Holy Thursday and this Chrism Mass are special moments when we renew our commitment to ministry. The Lord will give us the strength if we recognize our weakness and place out trust in him. This is not simply to sit back and leave everything passively to the Lord. Renewal can be painful and means moving out of the comfort zones that each of us create for ourselves or allow ourselves to slip into. Cynicism or scepticism are never the responses of the genuinely committed. Cynicism is not smart. Cynicism is not noble. Cynicism robs creative energy. The challenges we face within The Church of England require new energy and new enthusiasm and new realism.
The more we lose those aspirations and ideals which first drew us towards priestly ministry, the less we become true ministers of the joy of the Gospel and become trapped in our own frustration. We must rediscover those hopes and aspirations and the ideals if we have lost them. We must learn to transmit those same hopes and aspirations and the ideals to others who might be thinking of dedicating their lives to priestly ministry. We need vocations.
I ask you all to pray for our priests and I ask priests to pray for those to whom we are called to minister. We all share one baptism. As the prayer of consecration of Chrism will remind us, all of us are all sharers in Christ’s office of Priest, Prophet and King, through being anointed with the same Spirit and conformed to Christ.

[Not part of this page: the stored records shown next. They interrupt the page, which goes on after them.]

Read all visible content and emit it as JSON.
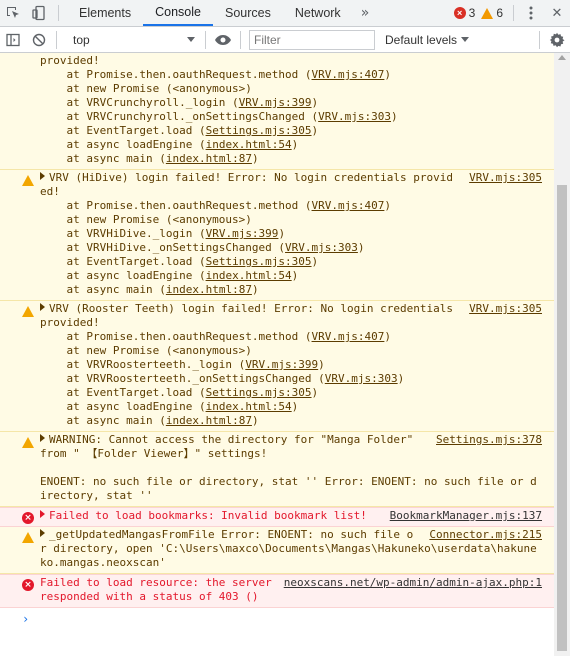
{
  "tabs": [
    {
      "label": "Elements"
    },
    {
      "label": "Console"
    },
    {
      "label": "Sources"
    },
    {
      "label": "Network"
    }
  ],
  "tabs_more": "»",
  "counts": {
    "errors": "3",
    "warnings": "6",
    "error_glyph": "×"
  },
  "close_glyph": "✕",
  "toolbar": {
    "context": "top",
    "filter_placeholder": "Filter",
    "levels": "Default levels"
  },
  "messages": [
    {
      "type": "warn",
      "partial": true,
      "head": "provided!",
      "lines": [
        {
          "pre": "    at Promise.then.oauthRequest.method (",
          "link": "VRV.mjs:407",
          "post": ")"
        },
        {
          "pre": "    at new Promise (<anonymous>)",
          "link": "",
          "post": ""
        },
        {
          "pre": "    at VRVCrunchyroll._login (",
          "link": "VRV.mjs:399",
          "post": ")"
        },
        {
          "pre": "    at VRVCrunchyroll._onSettingsChanged (",
          "link": "VRV.mjs:303",
          "post": ")"
        },
        {
          "pre": "    at EventTarget.load (",
          "link": "Settings.mjs:305",
          "post": ")"
        },
        {
          "pre": "    at async loadEngine (",
          "link": "index.html:54",
          "post": ")"
        },
        {
          "pre": "    at async main (",
          "link": "index.html:87",
          "post": ")"
        }
      ]
    },
    {
      "type": "warn",
      "source": "VRV.mjs:305",
      "head": "VRV (HiDive) login failed! Error: No login credentials provided!",
      "lines": [
        {
          "pre": "    at Promise.then.oauthRequest.method (",
          "link": "VRV.mjs:407",
          "post": ")"
        },
        {
          "pre": "    at new Promise (<anonymous>)",
          "link": "",
          "post": ""
        },
        {
          "pre": "    at VRVHiDive._login (",
          "link": "VRV.mjs:399",
          "post": ")"
        },
        {
          "pre": "    at VRVHiDive._onSettingsChanged (",
          "link": "VRV.mjs:303",
          "post": ")"
        },
        {
          "pre": "    at EventTarget.load (",
          "link": "Settings.mjs:305",
          "post": ")"
        },
        {
          "pre": "    at async loadEngine (",
          "link": "index.html:54",
          "post": ")"
        },
        {
          "pre": "    at async main (",
          "link": "index.html:87",
          "post": ")"
        }
      ]
    },
    {
      "type": "warn",
      "source": "VRV.mjs:305",
      "head": "VRV (Rooster Teeth) login failed! Error: No login credentials provided!",
      "lines": [
        {
          "pre": "    at Promise.then.oauthRequest.method (",
          "link": "VRV.mjs:407",
          "post": ")"
        },
        {
          "pre": "    at new Promise (<anonymous>)",
          "link": "",
          "post": ""
        },
        {
          "pre": "    at VRVRoosterteeth._login (",
          "link": "VRV.mjs:399",
          "post": ")"
        },
        {
          "pre": "    at VRVRoosterteeth._onSettingsChanged (",
          "link": "VRV.mjs:303",
          "post": ")"
        },
        {
          "pre": "    at EventTarget.load (",
          "link": "Settings.mjs:305",
          "post": ")"
        },
        {
          "pre": "    at async loadEngine (",
          "link": "index.html:54",
          "post": ")"
        },
        {
          "pre": "    at async main (",
          "link": "index.html:87",
          "post": ")"
        }
      ]
    },
    {
      "type": "warn",
      "source": "Settings.mjs:378",
      "head": "WARNING: Cannot access the directory for \"Manga Folder\" from \" 【Folder Viewer】\" settings!",
      "body": "\nENOENT: no such file or directory, stat '' Error: ENOENT: no such file or directory, stat ''"
    },
    {
      "type": "error",
      "source": "BookmarkManager.mjs:137",
      "head": "Failed to load bookmarks: Invalid bookmark list!"
    },
    {
      "type": "warn",
      "source": "Connector.mjs:215",
      "head": "_getUpdatedMangasFromFile Error: ENOENT: no such file or directory, open 'C:\\Users\\maxco\\Documents\\Mangas\\Hakuneko\\userdata\\hakuneko.mangas.neoxscan'"
    },
    {
      "type": "error",
      "source": "neoxscans.net/wp-admin/admin-ajax.php:1",
      "head": "Failed to load resource: the server responded with a status of 403 ()",
      "no_arrow": true
    }
  ],
  "prompt": "›"
}
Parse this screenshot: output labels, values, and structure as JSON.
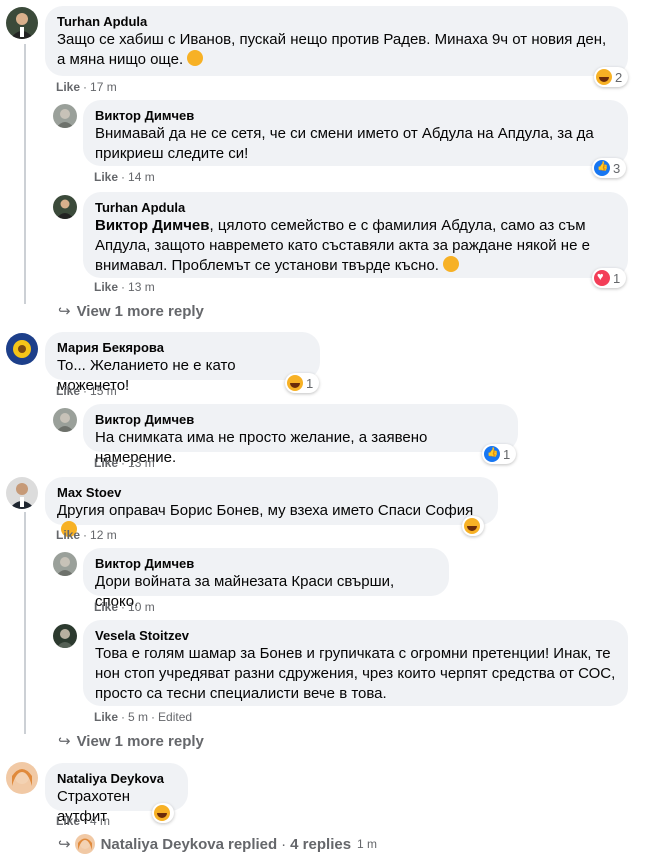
{
  "colors": {
    "bubble": "#f0f2f5",
    "meta": "#65676b",
    "link": "#1877f2"
  },
  "comments": [
    {
      "author": "Turhan Apdula",
      "text": "Защо се хабиш с Иванов, пускай нещо против Радев. Минаха 9ч от новия ден, а мяна нищо още.",
      "like": "Like",
      "time": "17 m",
      "reaction_icon": "haha-emoji-icon",
      "reaction_count": "2"
    },
    {
      "author": "Виктор Димчев",
      "text": "Внимавай да не се сетя, че си смени името от Абдула на Апдула, за да прикриеш следите си!",
      "like": "Like",
      "time": "14 m",
      "reaction_icon": "like-reaction-icon",
      "reaction_count": "3"
    },
    {
      "author": "Turhan Apdula",
      "mention": "Виктор Димчев",
      "text": ", цялото семейство е с фамилия Абдула, само аз съм Апдула, защото навремето като съставяли акта за раждане някой не е внимавал. Проблемът се установи твърде късно.",
      "like": "Like",
      "time": "13 m",
      "reaction_icon": "love-reaction-icon",
      "reaction_count": "1"
    },
    {
      "author": "Мария Бекярова",
      "text": "То... Желанието не е като моженето!",
      "like": "Like",
      "time": "15 m",
      "reaction_icon": "haha-emoji-icon",
      "reaction_count": "1"
    },
    {
      "author": "Виктор Димчев",
      "text": "На снимката има не просто желание, а заявено намерение.",
      "like": "Like",
      "time": "13 m",
      "reaction_icon": "like-reaction-icon",
      "reaction_count": "1"
    },
    {
      "author": "Max Stoev",
      "text": "Другия оправач Борис Бонев, му взеха името Спаси София",
      "like": "Like",
      "time": "12 m",
      "reaction_icon": "haha-emoji-icon",
      "reaction_count": ""
    },
    {
      "author": "Виктор Димчев",
      "text": "Дори войната за майнезата Краси свърши, споко.",
      "like": "Like",
      "time": "10 m"
    },
    {
      "author": "Vesela Stoitzev",
      "text": "Това е голям шамар за Бонев и групичката с огромни претенции! Инак, те нон стоп учредяват разни сдружения, чрез които черпят средства от СОС, просто са тесни специалисти вече в това.",
      "like": "Like",
      "time": "5 m",
      "edited": "Edited"
    },
    {
      "author": "Nataliya Deykova",
      "text": "Страхотен аутфит",
      "like": "Like",
      "time": "4 m",
      "reaction_icon": "haha-emoji-icon",
      "reaction_count": ""
    }
  ],
  "view_more_1": "View 1 more reply",
  "view_more_2": "View 1 more reply",
  "replied": {
    "name": "Nataliya Deykova",
    "action": "replied",
    "count": "4 replies",
    "time": "1 m"
  }
}
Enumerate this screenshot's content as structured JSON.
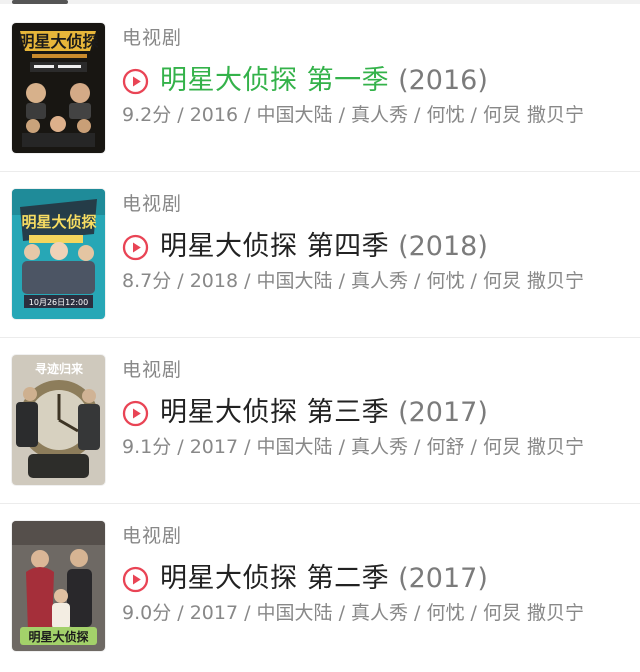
{
  "items": [
    {
      "category": "电视剧",
      "title": "明星大侦探 第一季",
      "year": "(2016)",
      "meta": "9.2分 / 2016 / 中国大陆 / 真人秀 / 何忱 / 何炅 撒贝宁",
      "highlight": true,
      "poster": {
        "icon": "season-1-poster-image",
        "colors": [
          "#1d1a16",
          "#d9a630",
          "#5b4a2f"
        ]
      }
    },
    {
      "category": "电视剧",
      "title": "明星大侦探 第四季",
      "year": "(2018)",
      "meta": "8.7分 / 2018 / 中国大陆 / 真人秀 / 何忱 / 何炅 撒贝宁",
      "highlight": false,
      "poster": {
        "icon": "season-4-poster-image",
        "colors": [
          "#1fa3b1",
          "#f3d35e",
          "#2e394d"
        ]
      }
    },
    {
      "category": "电视剧",
      "title": "明星大侦探 第三季",
      "year": "(2017)",
      "meta": "9.1分 / 2017 / 中国大陆 / 真人秀 / 何舒 / 何炅 撒贝宁",
      "highlight": false,
      "poster": {
        "icon": "season-3-poster-image",
        "colors": [
          "#353631",
          "#a89363",
          "#d8d2c5"
        ]
      }
    },
    {
      "category": "电视剧",
      "title": "明星大侦探 第二季",
      "year": "(2017)",
      "meta": "9.0分 / 2017 / 中国大陆 / 真人秀 / 何忱 / 何炅 撒贝宁",
      "highlight": false,
      "poster": {
        "icon": "season-2-poster-image",
        "colors": [
          "#77706b",
          "#c03e49",
          "#f2e8d7"
        ]
      }
    }
  ],
  "colors": {
    "accent_green": "#34b24a",
    "play_red": "#e94455",
    "secondary_text": "#888888",
    "primary_text": "#222222"
  }
}
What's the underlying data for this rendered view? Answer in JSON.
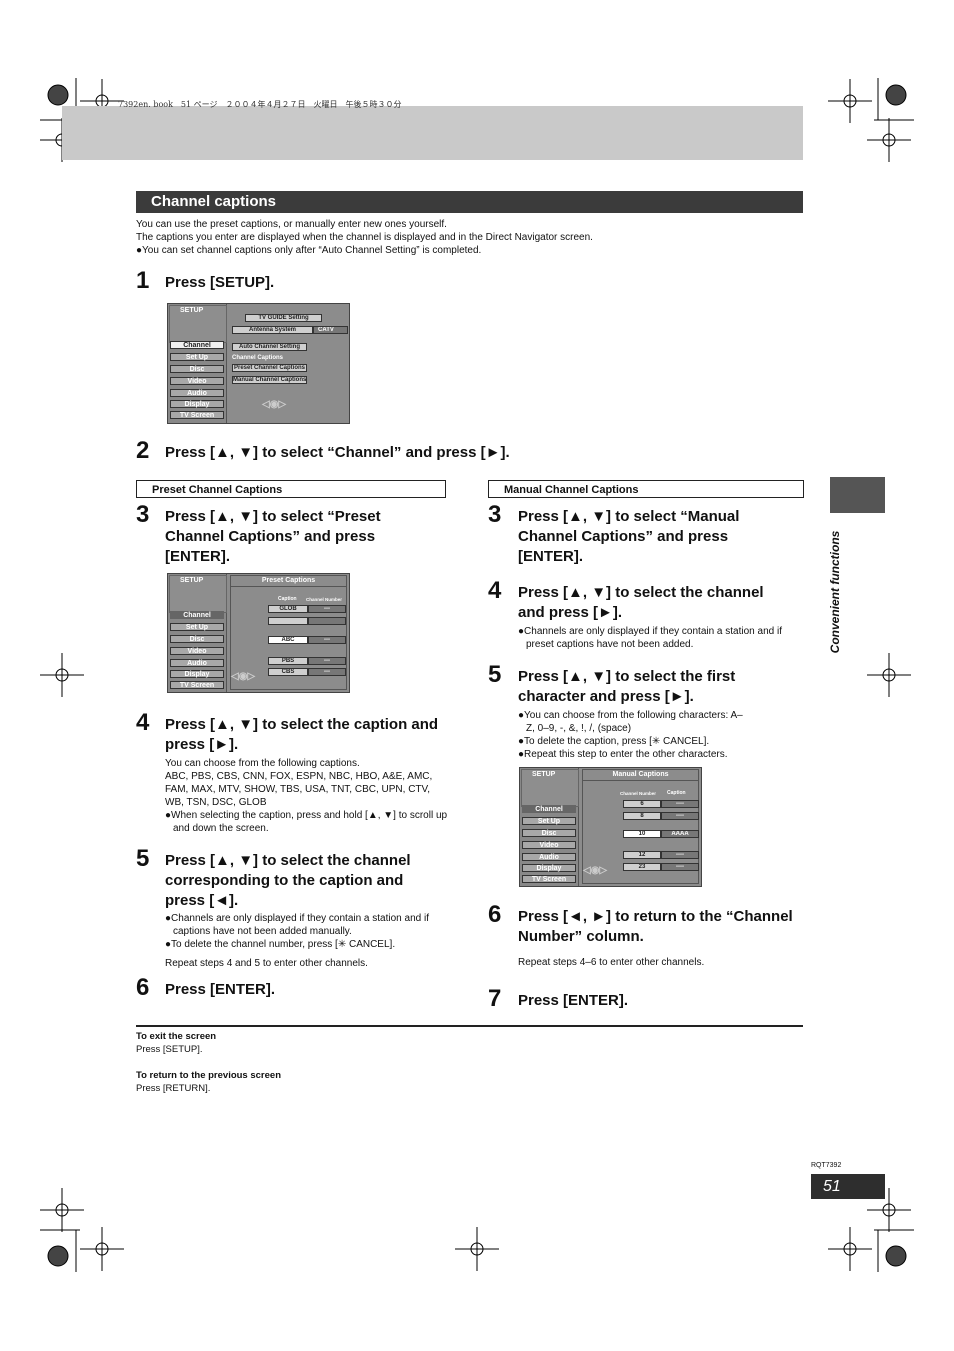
{
  "header": {
    "book_stamp": "7392en. book　51 ページ　２００４年４月２７日　火曜日　午後５時３０分"
  },
  "title": "Channel captions",
  "intro": [
    "You can use the preset captions, or manually enter new ones yourself.",
    "The captions you enter are displayed when the channel is displayed and in the Direct Navigator screen.",
    "●You can set channel captions only after “Auto Channel Setting” is completed."
  ],
  "step1": {
    "num": "1",
    "text": "Press [SETUP]."
  },
  "step2": {
    "num": "2",
    "text": "Press [▲, ▼] to select “Channel” and press [►]."
  },
  "screens": {
    "setup_label": "SETUP",
    "menu": [
      "Channel",
      "Set Up",
      "Disc",
      "Video",
      "Audio",
      "Display",
      "TV Screen"
    ],
    "s1": {
      "tv_guide": "TV GUIDE Setting",
      "antenna": "Antenna System",
      "antenna_value": "CATV",
      "auto": "Auto Channel Setting",
      "captions_label": "Channel Captions",
      "preset": "Preset Channel Captions",
      "manual": "Manual Channel Captions"
    },
    "s2": {
      "title": "Preset Captions",
      "col1": "Caption",
      "col2": "Channel Number",
      "rows": [
        [
          "GLOB",
          "---"
        ],
        [
          "",
          ""
        ],
        [
          "ABC",
          "---"
        ],
        [
          "PBS",
          "---"
        ],
        [
          "CBS",
          "---"
        ]
      ]
    },
    "s3": {
      "title": "Manual Captions",
      "col1": "Channel Number",
      "col2": "Caption",
      "rows": [
        [
          "6",
          "----"
        ],
        [
          "8",
          "----"
        ],
        [
          "10",
          "AAAA"
        ],
        [
          "12",
          "----"
        ],
        [
          "23",
          "----"
        ]
      ]
    }
  },
  "left": {
    "heading": "Preset Channel Captions",
    "s3": {
      "num": "3",
      "text": "Press [▲, ▼] to select “Preset\nChannel Captions” and press\n[ENTER]."
    },
    "s4": {
      "num": "4",
      "text": "Press [▲, ▼] to select the caption and\npress [►].",
      "body": [
        "You can choose from the following captions.",
        "ABC, PBS, CBS, CNN, FOX, ESPN, NBC, HBO, A&E, AMC,",
        "FAM, MAX, MTV, SHOW, TBS, USA, TNT, CBC, UPN, CTV,",
        "WB, TSN, DSC, GLOB"
      ],
      "bullet": "●When selecting the caption, press and hold [▲, ▼] to scroll up and down the screen."
    },
    "s5": {
      "num": "5",
      "text": "Press [▲, ▼] to select the channel\ncorresponding to the caption and\npress [◄].",
      "bullets": [
        "●Channels are only displayed if they contain a station and if captions have not been added manually.",
        "●To delete the channel number, press [✳ CANCEL]."
      ],
      "repeat": "Repeat steps 4 and 5 to enter other channels."
    },
    "s6": {
      "num": "6",
      "text": "Press [ENTER]."
    }
  },
  "right": {
    "heading": "Manual Channel Captions",
    "s3": {
      "num": "3",
      "text": "Press [▲, ▼] to select “Manual\nChannel Captions” and press\n[ENTER]."
    },
    "s4": {
      "num": "4",
      "text": "Press [▲, ▼] to select the channel\nand press [►].",
      "bullet": "●Channels are only displayed if they contain a station and if preset captions have not been added."
    },
    "s5": {
      "num": "5",
      "text": "Press [▲, ▼] to select the first\ncharacter and press [►].",
      "bullets": [
        "●You can choose from the following characters: A–Z, 0–9, -, &, !, /, (space)",
        "●To delete the caption, press [✳ CANCEL].",
        "●Repeat this step to enter the other characters."
      ]
    },
    "s6": {
      "num": "6",
      "text": "Press [◄, ►] to return to the “Channel\nNumber” column.",
      "repeat": "Repeat steps 4–6 to enter other channels."
    },
    "s7": {
      "num": "7",
      "text": "Press [ENTER]."
    }
  },
  "footer": {
    "exit_title": "To exit the screen",
    "exit_text": "Press [SETUP].",
    "return_title": "To return to the previous screen",
    "return_text": "Press [RETURN]."
  },
  "sidebar": {
    "label": "Convenient functions"
  },
  "doc_code": "RQT7392",
  "page_number": "51"
}
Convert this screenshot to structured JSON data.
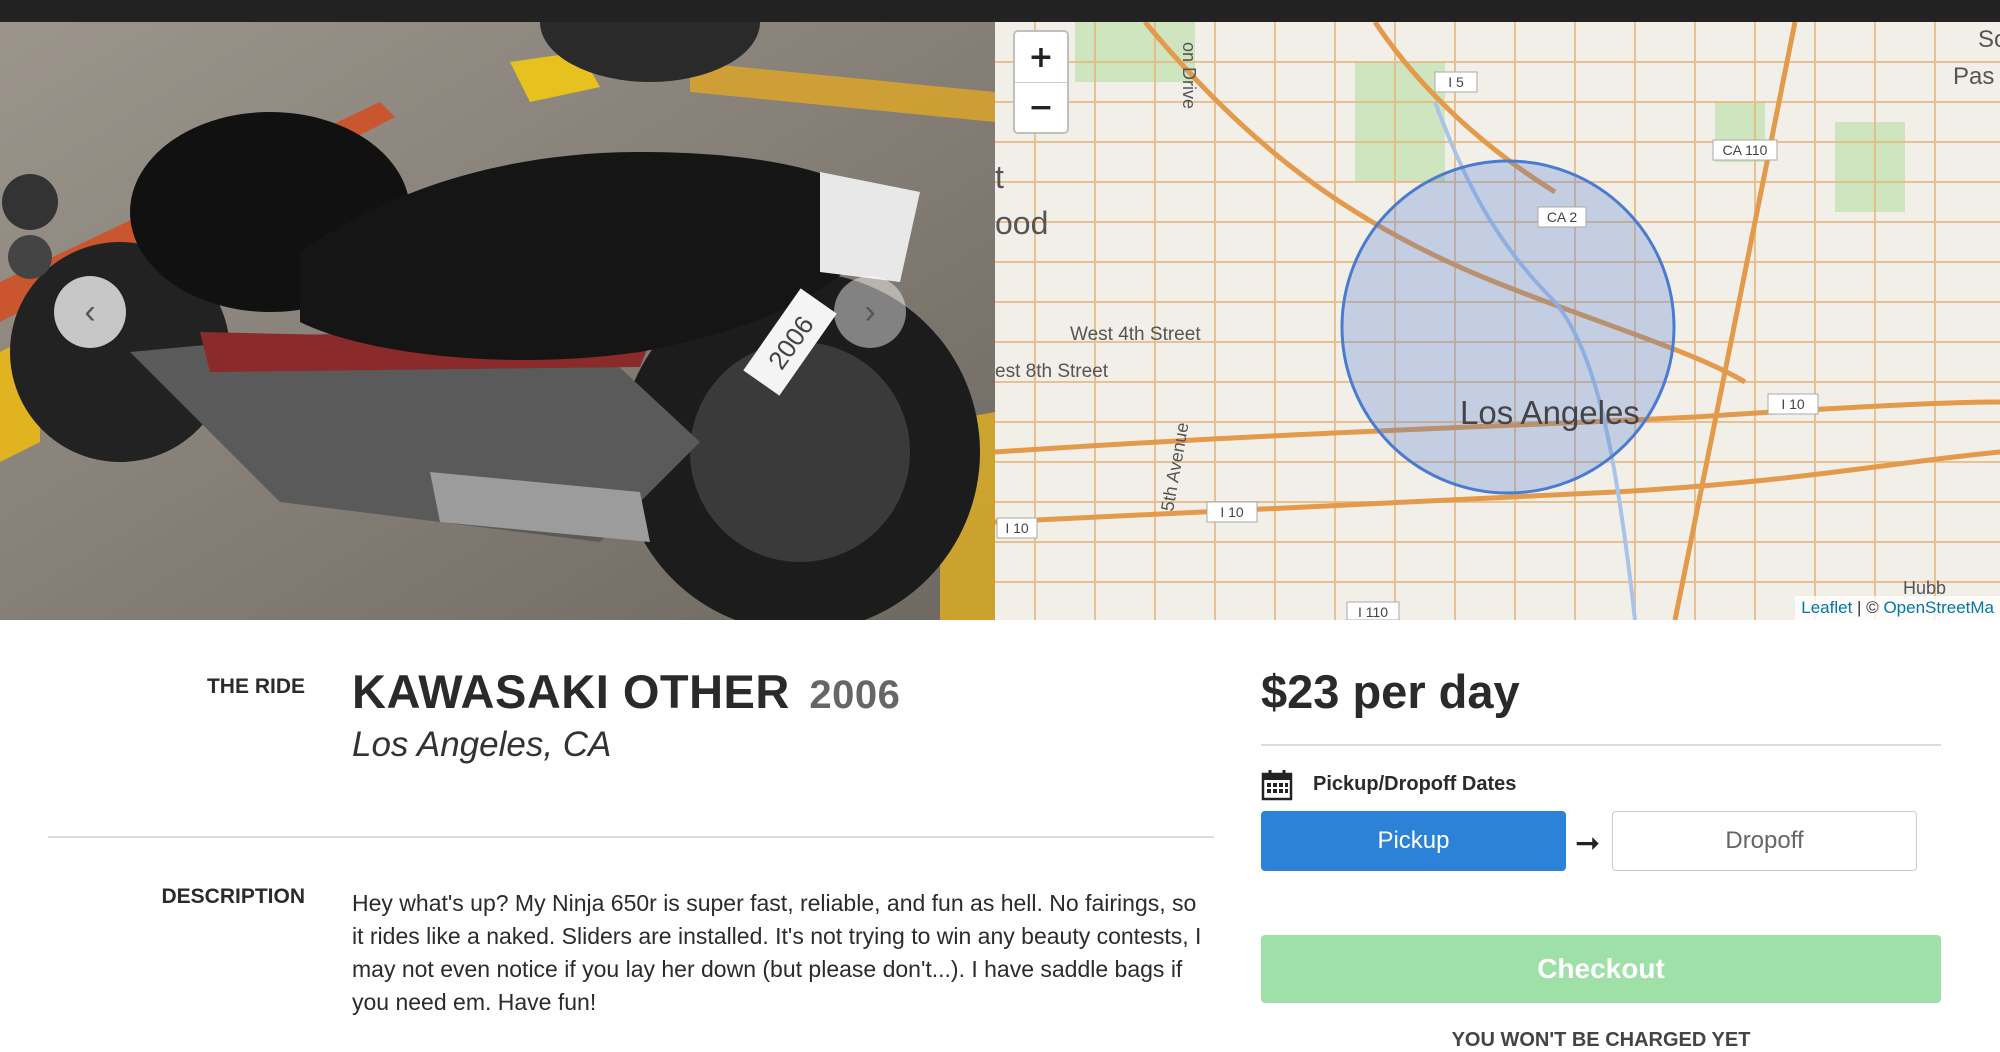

Let all of us then pause for a moment in silent prayer now, asking God to bless each other in our varied ministries and callings and that each of us, in our own way and with our own specific responsibilities, will go away this evening renewed in our commitment to be true missionary disciples of Jesus and to work – confidently and joyfully and united under Jesus the Lord – to build the future of The Society, our Society, in this diocese and in the Church of England.